Recently, the Trump Administration announced several major developments regarding the employment eligibility of hundreds of thousands of immigrants lawfully working in the United States of America. In previous months, United States Citizenship and Immigration Services notified the public that the Temporary Protected Status has ended for foreigners from: El Salvador, Haiti, Nicaragua, and Sudan, living in the U.S.
Benefits of the Temporary Protected Status
Though TPS is not designed to provide individuals with Lawful Permanent Resident Status, beneficiaries from these foreign countries cannot be deported and are allowed to work with an Employment Authorization Document (EAD) on a short-term basis. Designees are only permitted to live in the U.S. temporarily because of their home countries being affected by conditions that have prevented their safe return. Some of these circumstances are: natural disasters, war, communicable diseases, or other phenomenon’s and temporary conditions. Hundreds if not thousands have benefitted from working in the U.S. for over 10 years and have probably risen into managerial and executive positions.
Time Given for Transition of TPS Removal
USCIS issued scheduled dates for TPS holders which will allow them enough time to move or seek out other opportunities:
- For El Salvador, September 9, 2019
- For Haiti, July 22, 2019
- For Nicaragua, January 5, 2019
- For Sudan November 2, 2018
Within this timeframe, TPS bearers will have time to extend their status and their employment authorization document. A 60-day period has been allotted in which foreigners can apply for an extension for their status and work permits. Nicaraguans will be able to re-register their TPS until February 13, 2018, Haitians and Salvadorans until January 18, 2018 and will be in processing through March 19, 2018.
U.S. Employers Impacted and Obligated to Cooperate
In preparation for the transition, it is advised that all employers review their internal systems for rechecking employment eligibility for their employees that are on the verge of expiring and to consider completing a Form I-9 Audit to verify the ongoing employment eligibility of their labor force.

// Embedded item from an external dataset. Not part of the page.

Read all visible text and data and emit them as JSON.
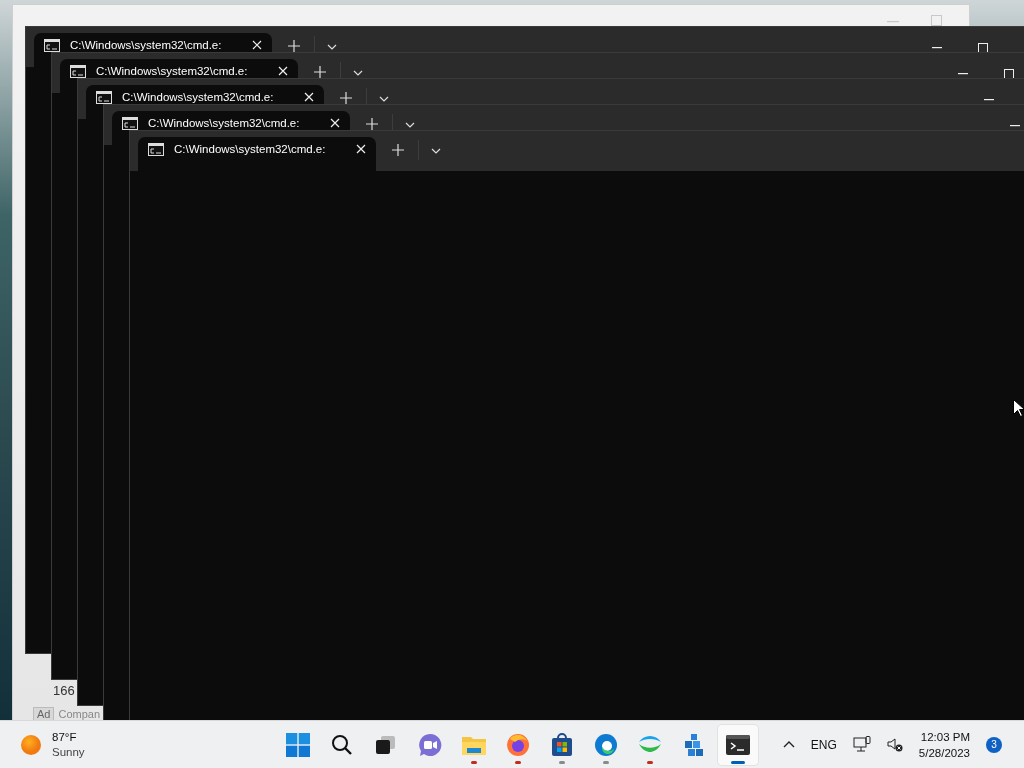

For some immigrants their TPS has already expired or is likely to expire in the near future. Normally, an invalid EAD document is not a legal record for the purpose of authenticating employment eligibility because workers who qualify to work with an EAD are routinely able to renew their work permits before they expire. Due to the exceptional circumstances that envelope the temporary extension of work permits for TPS recipients, a currently expired EAD in combination with proof that the authenticity of the expired EAD was spontaneously extended is deemed a lawful List A Document for TPS recipients. Instructions have been allotted to U.S. Employers to complete or make corrections on Form I-9 for TPS beneficiaries who have invalid work permits.
Part of the requirement from the Federal Register, employees who provided a genuine TPS work permit since the first time he or she started working must now present documentation that their EAD was extended. Only through the TPS program will an employee be able to automatically extend his work permit by providing an explanation regarding his or her outdated employment authorization document. A Form I-797C, Notice of Action along with the expired EAD bearing the Category A-12 or C-19 to prove that the EAD has been extended.
All employers registered on E-verify will obtain a “Work Authorization Documents Expiring” case alert when the automatic extension time-frame is about to expire. Upon getting notification, employers are required they update their workers to fill out Form I-9 and follow procedure.
Businesses May Need Assistance from Immigration Attorney
If your company or organization needs help with updating employees TPS and EADs, consult with an immigration attorney today. Call The Gambacorta Law Office at 847-443-9303 for a consultation. We are also located in Illinois, Arizona, Texas and Vietnam.